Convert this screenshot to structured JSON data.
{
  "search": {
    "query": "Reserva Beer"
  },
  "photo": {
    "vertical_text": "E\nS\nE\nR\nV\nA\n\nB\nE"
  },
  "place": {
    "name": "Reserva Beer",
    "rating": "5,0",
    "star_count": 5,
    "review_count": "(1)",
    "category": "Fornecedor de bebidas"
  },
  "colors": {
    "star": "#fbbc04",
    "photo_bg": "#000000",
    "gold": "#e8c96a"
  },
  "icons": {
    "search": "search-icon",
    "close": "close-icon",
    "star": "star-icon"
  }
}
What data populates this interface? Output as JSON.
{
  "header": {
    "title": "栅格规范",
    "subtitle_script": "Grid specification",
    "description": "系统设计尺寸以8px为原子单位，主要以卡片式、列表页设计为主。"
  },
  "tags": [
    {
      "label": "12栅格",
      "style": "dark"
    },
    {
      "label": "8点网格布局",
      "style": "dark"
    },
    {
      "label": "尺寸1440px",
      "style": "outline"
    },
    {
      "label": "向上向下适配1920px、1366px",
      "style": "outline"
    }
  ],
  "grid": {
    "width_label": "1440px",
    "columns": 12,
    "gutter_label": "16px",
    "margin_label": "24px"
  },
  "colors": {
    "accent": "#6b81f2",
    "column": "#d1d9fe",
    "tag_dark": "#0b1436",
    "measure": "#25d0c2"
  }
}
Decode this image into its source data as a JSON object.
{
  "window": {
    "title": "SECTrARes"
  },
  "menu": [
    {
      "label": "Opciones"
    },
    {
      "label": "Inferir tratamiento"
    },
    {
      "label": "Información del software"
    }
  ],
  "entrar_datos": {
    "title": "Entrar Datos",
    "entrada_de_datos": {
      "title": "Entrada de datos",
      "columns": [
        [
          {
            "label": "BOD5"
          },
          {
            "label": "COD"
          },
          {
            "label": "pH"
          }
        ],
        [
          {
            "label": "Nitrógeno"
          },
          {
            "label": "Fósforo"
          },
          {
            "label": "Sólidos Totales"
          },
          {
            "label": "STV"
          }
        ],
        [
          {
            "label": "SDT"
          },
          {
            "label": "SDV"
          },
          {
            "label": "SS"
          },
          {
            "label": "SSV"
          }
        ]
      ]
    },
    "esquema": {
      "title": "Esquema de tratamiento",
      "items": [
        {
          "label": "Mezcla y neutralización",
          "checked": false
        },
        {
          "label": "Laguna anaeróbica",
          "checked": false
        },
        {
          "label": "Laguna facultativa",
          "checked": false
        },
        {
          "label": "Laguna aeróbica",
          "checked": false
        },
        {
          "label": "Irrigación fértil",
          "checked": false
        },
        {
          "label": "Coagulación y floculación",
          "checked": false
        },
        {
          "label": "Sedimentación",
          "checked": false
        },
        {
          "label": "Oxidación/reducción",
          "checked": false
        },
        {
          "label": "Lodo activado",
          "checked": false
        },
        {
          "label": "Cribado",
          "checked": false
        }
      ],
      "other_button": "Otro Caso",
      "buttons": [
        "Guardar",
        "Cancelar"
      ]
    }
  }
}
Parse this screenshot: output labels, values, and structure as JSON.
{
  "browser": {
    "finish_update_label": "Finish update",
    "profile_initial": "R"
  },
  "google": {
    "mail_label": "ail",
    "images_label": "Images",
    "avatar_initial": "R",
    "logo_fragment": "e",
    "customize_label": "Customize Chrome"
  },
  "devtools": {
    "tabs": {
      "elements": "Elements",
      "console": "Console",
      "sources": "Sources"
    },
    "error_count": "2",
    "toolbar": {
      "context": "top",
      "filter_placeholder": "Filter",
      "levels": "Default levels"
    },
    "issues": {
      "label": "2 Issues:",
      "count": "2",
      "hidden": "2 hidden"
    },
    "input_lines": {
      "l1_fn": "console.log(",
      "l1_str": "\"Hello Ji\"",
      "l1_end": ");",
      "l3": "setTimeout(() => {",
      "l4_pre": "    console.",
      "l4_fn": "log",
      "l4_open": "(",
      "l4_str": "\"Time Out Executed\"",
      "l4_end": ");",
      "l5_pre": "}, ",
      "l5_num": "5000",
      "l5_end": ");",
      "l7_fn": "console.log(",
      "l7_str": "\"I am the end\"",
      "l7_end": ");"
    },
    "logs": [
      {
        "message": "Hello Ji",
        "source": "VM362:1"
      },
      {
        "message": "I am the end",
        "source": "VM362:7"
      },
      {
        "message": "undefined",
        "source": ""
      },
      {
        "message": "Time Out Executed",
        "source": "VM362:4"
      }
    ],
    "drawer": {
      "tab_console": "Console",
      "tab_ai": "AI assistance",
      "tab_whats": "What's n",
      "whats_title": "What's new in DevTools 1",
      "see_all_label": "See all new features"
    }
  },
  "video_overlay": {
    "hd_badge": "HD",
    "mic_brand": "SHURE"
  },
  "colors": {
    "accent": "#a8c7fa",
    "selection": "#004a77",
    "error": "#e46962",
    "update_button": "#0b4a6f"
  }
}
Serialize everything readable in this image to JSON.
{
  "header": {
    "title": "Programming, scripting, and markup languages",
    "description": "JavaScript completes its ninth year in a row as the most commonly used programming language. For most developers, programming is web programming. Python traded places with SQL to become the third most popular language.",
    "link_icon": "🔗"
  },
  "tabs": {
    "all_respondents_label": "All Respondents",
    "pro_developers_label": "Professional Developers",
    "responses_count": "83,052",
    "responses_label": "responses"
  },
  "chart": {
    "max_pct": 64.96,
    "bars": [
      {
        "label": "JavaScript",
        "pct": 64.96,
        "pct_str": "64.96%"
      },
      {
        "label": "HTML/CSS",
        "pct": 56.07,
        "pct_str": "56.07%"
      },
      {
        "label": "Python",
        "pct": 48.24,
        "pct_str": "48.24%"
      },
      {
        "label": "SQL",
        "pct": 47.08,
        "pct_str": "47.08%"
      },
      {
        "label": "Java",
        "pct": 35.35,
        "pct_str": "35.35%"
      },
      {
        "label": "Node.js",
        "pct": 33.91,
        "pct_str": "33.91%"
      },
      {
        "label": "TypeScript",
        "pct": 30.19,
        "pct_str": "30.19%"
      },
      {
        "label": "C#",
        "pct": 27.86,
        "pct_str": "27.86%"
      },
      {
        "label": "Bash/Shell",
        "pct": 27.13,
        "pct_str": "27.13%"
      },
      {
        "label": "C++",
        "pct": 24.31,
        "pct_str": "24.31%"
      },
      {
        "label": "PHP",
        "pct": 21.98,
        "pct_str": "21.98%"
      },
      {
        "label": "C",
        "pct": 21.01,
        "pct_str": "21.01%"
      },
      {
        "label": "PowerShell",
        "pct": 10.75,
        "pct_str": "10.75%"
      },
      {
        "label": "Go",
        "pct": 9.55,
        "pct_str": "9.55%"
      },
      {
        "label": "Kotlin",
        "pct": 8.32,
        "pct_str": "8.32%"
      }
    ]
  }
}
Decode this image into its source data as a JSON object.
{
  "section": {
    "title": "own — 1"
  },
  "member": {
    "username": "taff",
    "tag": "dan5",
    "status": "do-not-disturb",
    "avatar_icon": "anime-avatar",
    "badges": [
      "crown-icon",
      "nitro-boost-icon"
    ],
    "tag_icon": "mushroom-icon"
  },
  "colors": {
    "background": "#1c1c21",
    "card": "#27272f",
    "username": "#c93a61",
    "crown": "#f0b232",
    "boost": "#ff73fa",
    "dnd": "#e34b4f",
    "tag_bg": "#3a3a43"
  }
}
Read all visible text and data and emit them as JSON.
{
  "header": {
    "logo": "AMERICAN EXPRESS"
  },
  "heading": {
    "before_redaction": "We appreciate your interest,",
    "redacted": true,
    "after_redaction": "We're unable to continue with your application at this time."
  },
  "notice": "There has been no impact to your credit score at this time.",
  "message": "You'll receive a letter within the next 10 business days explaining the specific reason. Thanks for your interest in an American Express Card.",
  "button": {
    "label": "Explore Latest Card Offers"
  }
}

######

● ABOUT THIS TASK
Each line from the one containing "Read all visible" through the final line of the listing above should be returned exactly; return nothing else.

● TASK SOLUTION
Read all visible text and data and emit them as JSON.
{
  "header": {
    "logo": "AMERICAN EXPRESS"
  },
  "heading": {
    "before_redaction": "We appreciate your interest,",
    "redacted": true,
    "after_redaction": "We're unable to continue with your application at this time."
  },
  "notice": "There has been no impact to your credit score at this time.",
  "message": "You'll receive a letter within the next 10 business days explaining the specific reason. Thanks for your interest in an American Express Card.",
  "button": {
    "label": "Explore Latest Card Offers"
  }
}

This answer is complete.